JP: No, I vote for Jeter and Griffey. I vote with hope.
BB: Another thing. What attracts you to stories like Bonds and Clemens? You mentioned that obviously you need to write about something that has some sort of universal appeal, but also these are guys who have damaged their public image pretty seriously. So I’m wondering, would it be interesting to you at all to write about somebody who hasn’t, like Derek Jeter or Tiger Woods or somebody like that?
JP: I would love to write about a non-jerk, or a guy who’s not perceived as a jerk. I can’t explain it… It’s not that I’m looking for it. I don’t like writing about steroids, I really don’t. But I do think sometimes characters kind of come in controversial packages.
BB: Well, the two guys I mentioned, Jeter and Tiger, a lot of people are interested in them, and they have really high profiles…
JP: But they don’t interest me though.

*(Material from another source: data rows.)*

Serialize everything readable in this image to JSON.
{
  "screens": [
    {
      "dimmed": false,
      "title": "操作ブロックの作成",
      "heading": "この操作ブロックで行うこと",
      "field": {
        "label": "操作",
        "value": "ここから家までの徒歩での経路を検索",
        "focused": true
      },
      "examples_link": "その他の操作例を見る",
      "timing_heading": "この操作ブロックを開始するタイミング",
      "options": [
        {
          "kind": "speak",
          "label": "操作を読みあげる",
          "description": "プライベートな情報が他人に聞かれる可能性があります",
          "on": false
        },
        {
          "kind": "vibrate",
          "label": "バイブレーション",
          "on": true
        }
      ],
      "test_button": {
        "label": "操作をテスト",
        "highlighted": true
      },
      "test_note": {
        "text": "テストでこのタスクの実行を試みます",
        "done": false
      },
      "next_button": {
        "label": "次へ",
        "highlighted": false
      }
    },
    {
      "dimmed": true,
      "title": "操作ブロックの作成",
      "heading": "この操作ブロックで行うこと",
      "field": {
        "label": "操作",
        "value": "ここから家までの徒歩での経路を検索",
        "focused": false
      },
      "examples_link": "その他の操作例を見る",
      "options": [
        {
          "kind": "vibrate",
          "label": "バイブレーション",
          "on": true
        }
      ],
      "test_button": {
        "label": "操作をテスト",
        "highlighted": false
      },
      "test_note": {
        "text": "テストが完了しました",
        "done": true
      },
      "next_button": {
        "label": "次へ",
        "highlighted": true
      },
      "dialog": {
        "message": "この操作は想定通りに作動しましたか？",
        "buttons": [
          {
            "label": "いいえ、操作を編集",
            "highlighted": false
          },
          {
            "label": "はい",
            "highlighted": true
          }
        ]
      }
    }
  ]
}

BB: I think that people may want to know about them, but there’s the feeling that there may not be anything there to know.

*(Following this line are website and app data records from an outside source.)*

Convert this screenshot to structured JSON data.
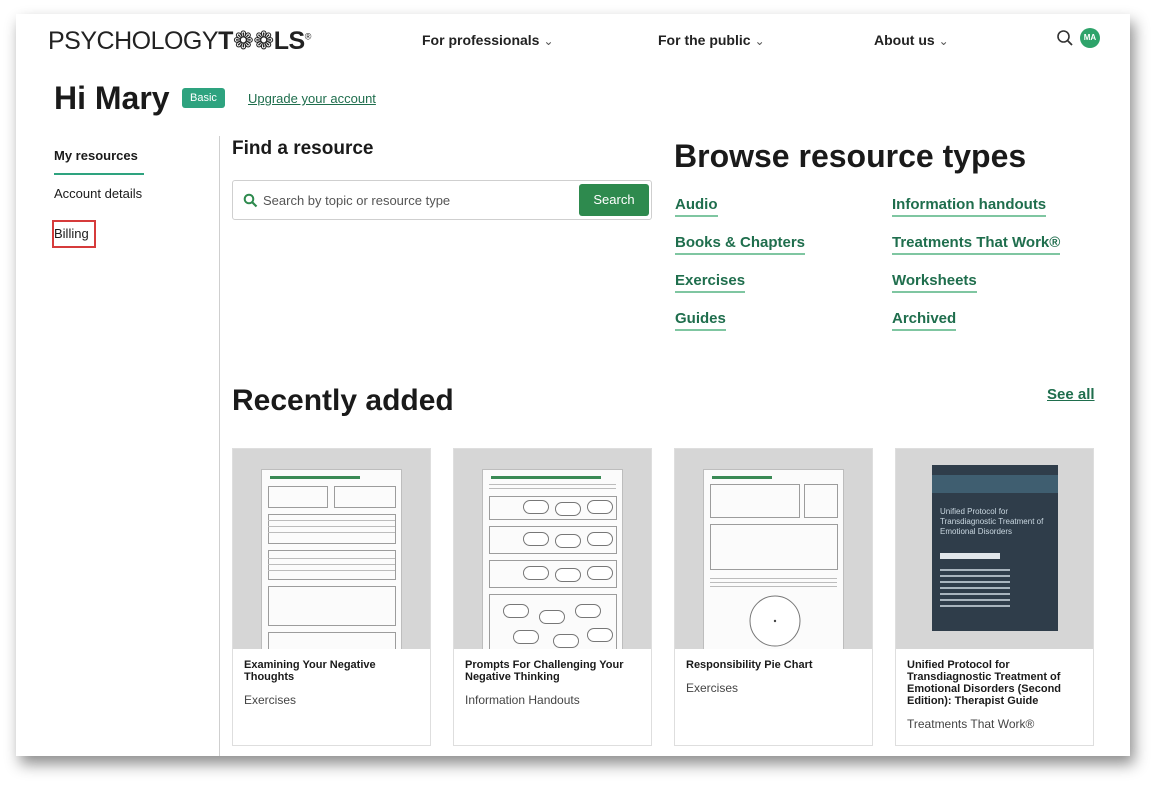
{
  "header": {
    "logo_light": "PSYCHOLOGY",
    "logo_bold": "T❁❁LS",
    "logo_reg": "®",
    "nav": [
      {
        "label": "For professionals",
        "chevron": "⌄"
      },
      {
        "label": "For the public",
        "chevron": "⌄"
      },
      {
        "label": "About us",
        "chevron": "⌄"
      }
    ],
    "search_icon": "search-icon",
    "avatar_initials": "MA",
    "avatar_color": "#2ea36a"
  },
  "greeting": {
    "title": "Hi Mary",
    "badge": "Basic",
    "upgrade_link": "Upgrade your account"
  },
  "sidebar": {
    "items": [
      "My resources",
      "Account details",
      "Billing"
    ],
    "active": "My resources"
  },
  "find": {
    "title": "Find a resource",
    "placeholder": "Search by topic or resource type",
    "button": "Search"
  },
  "browse": {
    "title": "Browse resource types",
    "left": [
      "Audio",
      "Books & Chapters",
      "Exercises",
      "Guides"
    ],
    "right": [
      "Information handouts",
      "Treatments That Work®",
      "Worksheets",
      "Archived"
    ]
  },
  "recent": {
    "title": "Recently added",
    "see_all": "See all",
    "cards": [
      {
        "title": "Examining Your Negative Thoughts",
        "category": "Exercises"
      },
      {
        "title": "Prompts For Challenging Your Negative Thinking",
        "category": "Information Handouts"
      },
      {
        "title": "Responsibility Pie Chart",
        "category": "Exercises"
      },
      {
        "title": "Unified Protocol for Transdiagnostic Treatment of Emotional Disorders (Second Edition): Therapist Guide",
        "category": "Treatments That Work®",
        "cover_title": "Unified Protocol for Transdiagnostic Treatment of Emotional Disorders"
      }
    ]
  },
  "colors": {
    "accent": "#2ea37f",
    "link": "#1f6e4d",
    "search_button": "#2e8a4e",
    "highlight": "#d63b3b"
  }
}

JP: Right. The one thing you don’t want to write a book about is a guy who is all about the game, a hundred percent about the game. Jeter, it just seems like he’s a hundred percent about baseball. Tiger Woods is all about golf. If you’re writing a biography about Tiger Woods it would be all about his golf greatness and how he’s kind of ignored all other areas of his life. Well, that doesn’t sound fun to me – as far as a writer. He may be a fascinating guy within the framework or the parameters of his sport, but I don’t write that book. It’s like the guy you went to high school with who was really good at math and his whole life was math. I don’t wanna hang out with that guy. Or even the football player who was great at football and all he wanted to do was talk about football. Those guys bore the hell out of me. I want guys who are well-rounded and had interesting lives and dynamic lives and had big events happen in their lives. Derek Jeter, he has an African-American father and a white mother, he’s from Kalamazoo, he was a first-round draft pick, and he really has great bat control. The drama in his career: he dated Mariah Carey for a little while, and now that he’s getting older people say he can’t field the position. There better be a lot more than that, or it’s just not that interesting. It’ll sell, because it’s Derek Jeter, but the be-all end-all isn’t selling, the be-all end-all is I’m gonna devote a year and a half, two years, two and a half years of my life to this guy. He better be interesting.